WORK TASK: Filter the entries that follow, copying every line in which the word "this" appears.

THE INPUT:
++++
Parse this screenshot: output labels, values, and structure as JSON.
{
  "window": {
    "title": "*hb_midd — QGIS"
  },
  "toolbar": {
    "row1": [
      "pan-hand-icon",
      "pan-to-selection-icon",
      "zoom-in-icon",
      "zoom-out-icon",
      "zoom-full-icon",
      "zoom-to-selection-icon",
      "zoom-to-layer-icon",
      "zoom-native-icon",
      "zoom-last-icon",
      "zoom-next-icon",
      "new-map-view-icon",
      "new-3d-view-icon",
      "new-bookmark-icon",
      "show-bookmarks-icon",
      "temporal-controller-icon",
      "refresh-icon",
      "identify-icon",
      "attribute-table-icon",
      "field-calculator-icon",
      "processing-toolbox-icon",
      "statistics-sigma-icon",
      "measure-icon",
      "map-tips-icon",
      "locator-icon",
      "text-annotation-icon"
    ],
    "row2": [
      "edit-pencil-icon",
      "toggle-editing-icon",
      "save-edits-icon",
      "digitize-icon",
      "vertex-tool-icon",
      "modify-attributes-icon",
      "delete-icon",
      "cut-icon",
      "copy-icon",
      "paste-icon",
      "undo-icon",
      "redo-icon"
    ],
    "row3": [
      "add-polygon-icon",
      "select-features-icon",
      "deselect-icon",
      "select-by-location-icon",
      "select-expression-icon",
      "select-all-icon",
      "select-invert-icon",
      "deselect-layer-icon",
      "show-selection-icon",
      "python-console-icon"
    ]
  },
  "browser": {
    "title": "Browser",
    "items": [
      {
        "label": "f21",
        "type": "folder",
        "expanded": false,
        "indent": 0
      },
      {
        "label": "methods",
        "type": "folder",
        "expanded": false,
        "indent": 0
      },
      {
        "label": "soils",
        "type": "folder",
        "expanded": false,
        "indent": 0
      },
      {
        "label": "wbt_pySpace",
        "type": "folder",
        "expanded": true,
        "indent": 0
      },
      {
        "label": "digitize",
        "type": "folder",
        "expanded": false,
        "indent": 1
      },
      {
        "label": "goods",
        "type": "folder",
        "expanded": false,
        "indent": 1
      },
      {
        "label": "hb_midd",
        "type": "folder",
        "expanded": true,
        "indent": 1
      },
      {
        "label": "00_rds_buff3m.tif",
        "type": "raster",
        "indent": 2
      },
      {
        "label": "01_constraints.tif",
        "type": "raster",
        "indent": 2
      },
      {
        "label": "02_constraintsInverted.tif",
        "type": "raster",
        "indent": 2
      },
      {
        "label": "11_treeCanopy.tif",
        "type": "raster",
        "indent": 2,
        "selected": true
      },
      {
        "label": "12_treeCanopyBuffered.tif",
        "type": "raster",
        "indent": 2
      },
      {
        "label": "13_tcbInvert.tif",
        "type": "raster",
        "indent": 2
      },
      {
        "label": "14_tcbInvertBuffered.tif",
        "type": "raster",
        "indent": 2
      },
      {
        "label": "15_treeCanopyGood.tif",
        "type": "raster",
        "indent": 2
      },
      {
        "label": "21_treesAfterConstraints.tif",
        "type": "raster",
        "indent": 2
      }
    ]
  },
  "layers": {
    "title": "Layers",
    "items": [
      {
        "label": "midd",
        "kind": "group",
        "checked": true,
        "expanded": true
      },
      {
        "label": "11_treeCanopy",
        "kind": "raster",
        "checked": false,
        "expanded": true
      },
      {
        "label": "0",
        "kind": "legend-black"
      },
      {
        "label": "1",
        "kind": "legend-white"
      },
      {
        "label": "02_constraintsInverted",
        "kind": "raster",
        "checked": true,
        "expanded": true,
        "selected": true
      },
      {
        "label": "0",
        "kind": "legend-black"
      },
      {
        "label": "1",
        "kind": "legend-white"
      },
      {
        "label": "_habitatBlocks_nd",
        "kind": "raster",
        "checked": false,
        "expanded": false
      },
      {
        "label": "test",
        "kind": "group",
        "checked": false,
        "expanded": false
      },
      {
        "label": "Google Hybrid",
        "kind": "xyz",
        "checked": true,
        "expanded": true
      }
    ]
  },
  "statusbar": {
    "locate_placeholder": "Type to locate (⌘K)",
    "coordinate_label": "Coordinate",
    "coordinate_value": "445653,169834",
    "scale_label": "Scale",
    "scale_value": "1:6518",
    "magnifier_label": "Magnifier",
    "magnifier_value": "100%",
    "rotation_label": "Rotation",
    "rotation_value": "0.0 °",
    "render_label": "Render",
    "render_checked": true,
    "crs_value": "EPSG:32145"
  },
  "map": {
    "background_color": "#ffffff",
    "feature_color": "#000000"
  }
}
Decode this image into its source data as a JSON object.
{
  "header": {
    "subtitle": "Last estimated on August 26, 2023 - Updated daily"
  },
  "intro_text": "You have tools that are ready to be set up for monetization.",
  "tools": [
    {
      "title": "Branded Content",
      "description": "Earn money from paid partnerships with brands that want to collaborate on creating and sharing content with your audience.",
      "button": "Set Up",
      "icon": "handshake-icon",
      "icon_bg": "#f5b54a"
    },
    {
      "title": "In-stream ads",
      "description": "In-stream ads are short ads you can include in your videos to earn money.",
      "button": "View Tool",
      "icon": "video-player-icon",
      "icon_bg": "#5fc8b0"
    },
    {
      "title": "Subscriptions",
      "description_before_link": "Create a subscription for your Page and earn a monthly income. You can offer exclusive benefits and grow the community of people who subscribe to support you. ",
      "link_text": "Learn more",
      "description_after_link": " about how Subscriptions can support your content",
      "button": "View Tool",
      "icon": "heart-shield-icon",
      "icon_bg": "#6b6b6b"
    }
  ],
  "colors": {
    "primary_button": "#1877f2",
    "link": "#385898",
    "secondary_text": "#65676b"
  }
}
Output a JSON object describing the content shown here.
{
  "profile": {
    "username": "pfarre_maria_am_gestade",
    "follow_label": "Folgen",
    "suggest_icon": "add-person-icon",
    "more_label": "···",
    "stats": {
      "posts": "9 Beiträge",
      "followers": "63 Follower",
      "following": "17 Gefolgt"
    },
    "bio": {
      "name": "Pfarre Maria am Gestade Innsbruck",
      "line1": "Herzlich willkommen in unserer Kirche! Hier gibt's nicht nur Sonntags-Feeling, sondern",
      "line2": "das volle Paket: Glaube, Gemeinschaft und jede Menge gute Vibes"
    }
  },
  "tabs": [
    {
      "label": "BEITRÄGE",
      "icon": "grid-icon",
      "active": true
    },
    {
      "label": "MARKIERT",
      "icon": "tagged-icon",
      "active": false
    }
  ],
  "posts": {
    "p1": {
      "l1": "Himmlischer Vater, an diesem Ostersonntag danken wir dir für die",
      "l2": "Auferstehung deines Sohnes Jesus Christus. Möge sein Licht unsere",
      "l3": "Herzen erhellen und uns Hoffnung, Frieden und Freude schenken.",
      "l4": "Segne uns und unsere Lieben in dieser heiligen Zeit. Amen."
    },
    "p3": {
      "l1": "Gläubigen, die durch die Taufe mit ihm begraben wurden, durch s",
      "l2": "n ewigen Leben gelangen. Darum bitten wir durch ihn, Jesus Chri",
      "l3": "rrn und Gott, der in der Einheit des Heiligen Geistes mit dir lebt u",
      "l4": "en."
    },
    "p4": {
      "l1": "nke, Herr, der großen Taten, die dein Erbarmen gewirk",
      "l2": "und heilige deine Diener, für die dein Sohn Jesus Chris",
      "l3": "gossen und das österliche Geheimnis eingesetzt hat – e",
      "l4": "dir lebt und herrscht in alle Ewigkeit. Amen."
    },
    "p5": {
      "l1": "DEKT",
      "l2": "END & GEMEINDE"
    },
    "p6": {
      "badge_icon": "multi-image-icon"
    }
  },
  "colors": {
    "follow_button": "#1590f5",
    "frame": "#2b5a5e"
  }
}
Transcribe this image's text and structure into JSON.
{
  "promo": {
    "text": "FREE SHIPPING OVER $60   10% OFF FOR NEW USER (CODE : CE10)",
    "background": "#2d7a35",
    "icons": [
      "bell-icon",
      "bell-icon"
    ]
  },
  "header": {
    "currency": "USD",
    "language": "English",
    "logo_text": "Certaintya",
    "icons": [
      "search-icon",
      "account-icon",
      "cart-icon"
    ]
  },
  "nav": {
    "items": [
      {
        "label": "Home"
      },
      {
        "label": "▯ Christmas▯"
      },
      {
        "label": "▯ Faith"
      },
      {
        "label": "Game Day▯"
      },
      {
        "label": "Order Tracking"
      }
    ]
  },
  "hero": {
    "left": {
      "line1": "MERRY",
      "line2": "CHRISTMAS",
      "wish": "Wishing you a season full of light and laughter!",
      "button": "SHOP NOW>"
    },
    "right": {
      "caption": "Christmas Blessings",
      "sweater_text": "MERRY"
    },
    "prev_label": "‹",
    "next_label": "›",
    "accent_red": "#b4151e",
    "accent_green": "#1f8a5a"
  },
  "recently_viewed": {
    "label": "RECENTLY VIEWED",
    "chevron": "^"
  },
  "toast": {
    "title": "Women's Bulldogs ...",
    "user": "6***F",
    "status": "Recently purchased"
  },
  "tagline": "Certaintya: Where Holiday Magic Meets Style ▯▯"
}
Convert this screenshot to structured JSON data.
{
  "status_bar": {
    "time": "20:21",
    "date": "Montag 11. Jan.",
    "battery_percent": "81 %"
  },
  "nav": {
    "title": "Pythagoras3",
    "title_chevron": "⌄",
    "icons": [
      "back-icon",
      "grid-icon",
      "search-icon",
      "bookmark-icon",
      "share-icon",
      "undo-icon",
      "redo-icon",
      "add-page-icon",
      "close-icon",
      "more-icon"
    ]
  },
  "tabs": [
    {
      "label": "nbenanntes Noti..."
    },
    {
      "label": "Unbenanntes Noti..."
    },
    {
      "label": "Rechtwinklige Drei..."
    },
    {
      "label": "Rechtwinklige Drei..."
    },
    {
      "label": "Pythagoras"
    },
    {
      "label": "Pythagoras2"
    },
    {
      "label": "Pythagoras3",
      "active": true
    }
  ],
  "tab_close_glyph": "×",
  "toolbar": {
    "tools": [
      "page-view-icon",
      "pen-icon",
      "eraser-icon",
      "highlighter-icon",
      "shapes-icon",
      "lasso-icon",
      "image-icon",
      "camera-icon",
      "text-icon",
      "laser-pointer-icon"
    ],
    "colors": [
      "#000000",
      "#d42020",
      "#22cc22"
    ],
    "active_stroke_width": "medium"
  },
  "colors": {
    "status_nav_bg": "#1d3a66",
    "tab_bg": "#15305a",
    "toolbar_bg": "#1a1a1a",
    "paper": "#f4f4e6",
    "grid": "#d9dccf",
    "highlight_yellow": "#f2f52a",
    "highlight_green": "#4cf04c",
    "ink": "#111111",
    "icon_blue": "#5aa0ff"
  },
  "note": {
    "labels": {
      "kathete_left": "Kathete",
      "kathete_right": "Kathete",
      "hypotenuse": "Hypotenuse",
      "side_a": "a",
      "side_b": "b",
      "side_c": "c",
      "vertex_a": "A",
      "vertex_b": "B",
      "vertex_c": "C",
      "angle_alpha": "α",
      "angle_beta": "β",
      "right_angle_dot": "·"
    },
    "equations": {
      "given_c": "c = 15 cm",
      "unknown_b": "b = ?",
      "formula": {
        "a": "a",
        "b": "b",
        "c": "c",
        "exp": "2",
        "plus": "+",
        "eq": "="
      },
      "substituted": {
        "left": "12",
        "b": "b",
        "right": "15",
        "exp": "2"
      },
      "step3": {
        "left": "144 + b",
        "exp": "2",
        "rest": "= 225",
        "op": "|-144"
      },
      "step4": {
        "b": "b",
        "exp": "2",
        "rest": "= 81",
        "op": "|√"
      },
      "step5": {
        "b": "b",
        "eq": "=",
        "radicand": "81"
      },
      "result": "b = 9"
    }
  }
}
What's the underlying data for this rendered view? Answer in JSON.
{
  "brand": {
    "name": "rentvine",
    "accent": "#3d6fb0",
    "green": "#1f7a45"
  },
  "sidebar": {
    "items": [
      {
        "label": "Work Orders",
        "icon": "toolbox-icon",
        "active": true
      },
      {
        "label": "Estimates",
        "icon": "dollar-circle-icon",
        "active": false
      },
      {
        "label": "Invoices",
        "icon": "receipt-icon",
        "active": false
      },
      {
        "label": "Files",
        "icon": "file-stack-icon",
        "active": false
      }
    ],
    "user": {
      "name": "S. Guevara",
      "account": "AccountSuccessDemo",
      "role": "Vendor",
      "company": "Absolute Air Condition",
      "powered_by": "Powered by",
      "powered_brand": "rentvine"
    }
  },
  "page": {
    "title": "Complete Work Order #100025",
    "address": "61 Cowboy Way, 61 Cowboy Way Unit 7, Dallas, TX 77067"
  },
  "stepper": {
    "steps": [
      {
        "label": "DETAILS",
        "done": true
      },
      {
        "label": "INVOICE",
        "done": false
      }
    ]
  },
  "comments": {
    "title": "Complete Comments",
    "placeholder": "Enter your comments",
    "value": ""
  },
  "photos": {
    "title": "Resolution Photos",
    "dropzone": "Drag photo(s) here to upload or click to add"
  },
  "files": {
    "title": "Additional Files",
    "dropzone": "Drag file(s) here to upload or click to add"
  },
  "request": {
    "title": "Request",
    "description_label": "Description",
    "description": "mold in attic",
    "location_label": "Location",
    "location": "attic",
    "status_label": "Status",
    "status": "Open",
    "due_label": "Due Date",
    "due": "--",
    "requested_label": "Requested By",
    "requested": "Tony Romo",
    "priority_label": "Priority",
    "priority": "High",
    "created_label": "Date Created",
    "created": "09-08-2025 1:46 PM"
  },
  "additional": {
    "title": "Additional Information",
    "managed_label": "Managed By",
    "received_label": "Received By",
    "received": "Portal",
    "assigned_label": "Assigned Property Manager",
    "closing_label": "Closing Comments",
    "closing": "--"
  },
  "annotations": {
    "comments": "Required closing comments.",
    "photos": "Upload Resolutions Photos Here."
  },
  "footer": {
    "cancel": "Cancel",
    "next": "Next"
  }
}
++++
TASK RESPONSE:
Parse this screenshot: output labels, values, and structure as JSON.
Decode this image into its source data as a JSON object.
Transcribe this image's text and structure into JSON.
Convert this screenshot to structured JSON data.
What's the underlying data for this rendered view? Answer in JSON.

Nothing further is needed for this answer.